Task to complete ::
Every line below that has the string "素材生成" needs to be copied.

Dataset rows describing interfaces
══════
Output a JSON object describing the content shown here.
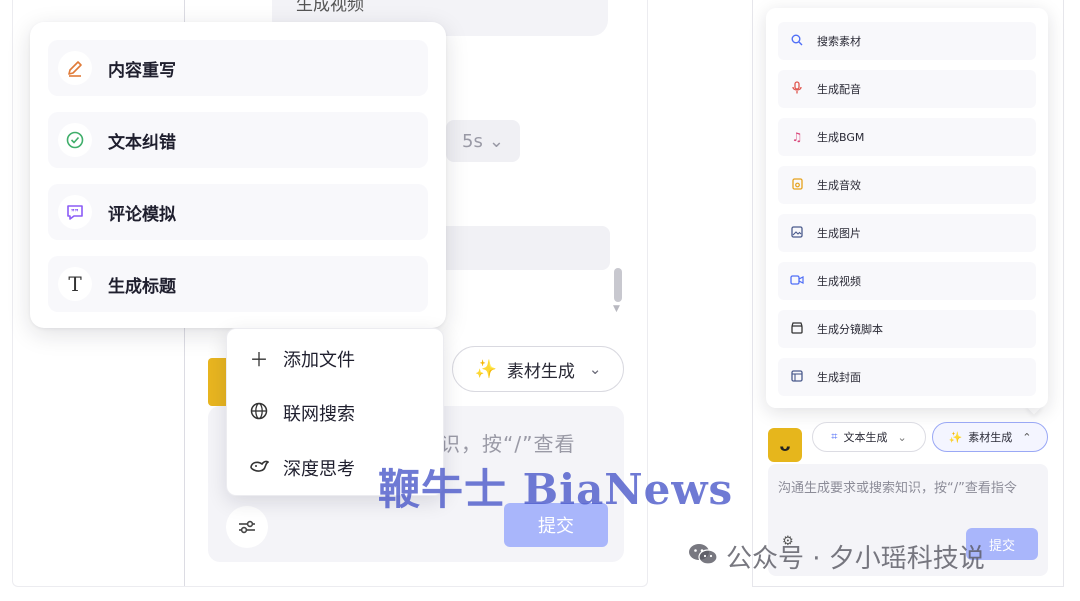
{
  "left": {
    "background": {
      "video_text": "生成视频",
      "duration_value": "5s",
      "input_hint": "识，按“/”查看",
      "material_button_label": "素材生成",
      "submit_label": "提交"
    },
    "rewrite_menu": {
      "items": [
        {
          "label": "内容重写",
          "icon": "pen-icon",
          "color": "#e07b39"
        },
        {
          "label": "文本纠错",
          "icon": "check-circle-icon",
          "color": "#3fae6a"
        },
        {
          "label": "评论模拟",
          "icon": "quote-icon",
          "color": "#8b5cf6"
        },
        {
          "label": "生成标题",
          "icon": "text-t-icon",
          "color": "#333333"
        }
      ]
    },
    "attach_menu": {
      "items": [
        {
          "label": "添加文件",
          "icon": "plus-icon"
        },
        {
          "label": "联网搜索",
          "icon": "globe-icon"
        },
        {
          "label": "深度思考",
          "icon": "whale-icon"
        }
      ]
    }
  },
  "right": {
    "asset_menu": {
      "items": [
        {
          "label": "搜索素材",
          "icon": "search-icon",
          "color": "#4f6ef7"
        },
        {
          "label": "生成配音",
          "icon": "microphone-icon",
          "color": "#e0574f"
        },
        {
          "label": "生成BGM",
          "icon": "music-note-icon",
          "color": "#d9467a"
        },
        {
          "label": "生成音效",
          "icon": "sound-effect-icon",
          "color": "#e6a21c"
        },
        {
          "label": "生成图片",
          "icon": "image-icon",
          "color": "#4a5a8c"
        },
        {
          "label": "生成视频",
          "icon": "video-camera-icon",
          "color": "#4f6ef7"
        },
        {
          "label": "生成分镜脚本",
          "icon": "clapperboard-icon",
          "color": "#333333"
        },
        {
          "label": "生成封面",
          "icon": "layout-icon",
          "color": "#4a5a8c"
        }
      ]
    },
    "text_gen_label": "文本生成",
    "asset_gen_label": "素材生成",
    "input_hint": "沟通生成要求或搜索知识，按“/”查看指令",
    "submit_label": "提交"
  },
  "watermarks": {
    "bianews": "鞭牛士 BiaNews",
    "wechat": "公众号 · 夕小瑶科技说"
  },
  "colors": {
    "accent": "#a9b6fb",
    "sparkle": "#8b5cf6",
    "avatar": "#e6b61c"
  }
}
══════
Response box ::
      "material_button_label": "素材生成",
    "asset_gen_label": "素材生成",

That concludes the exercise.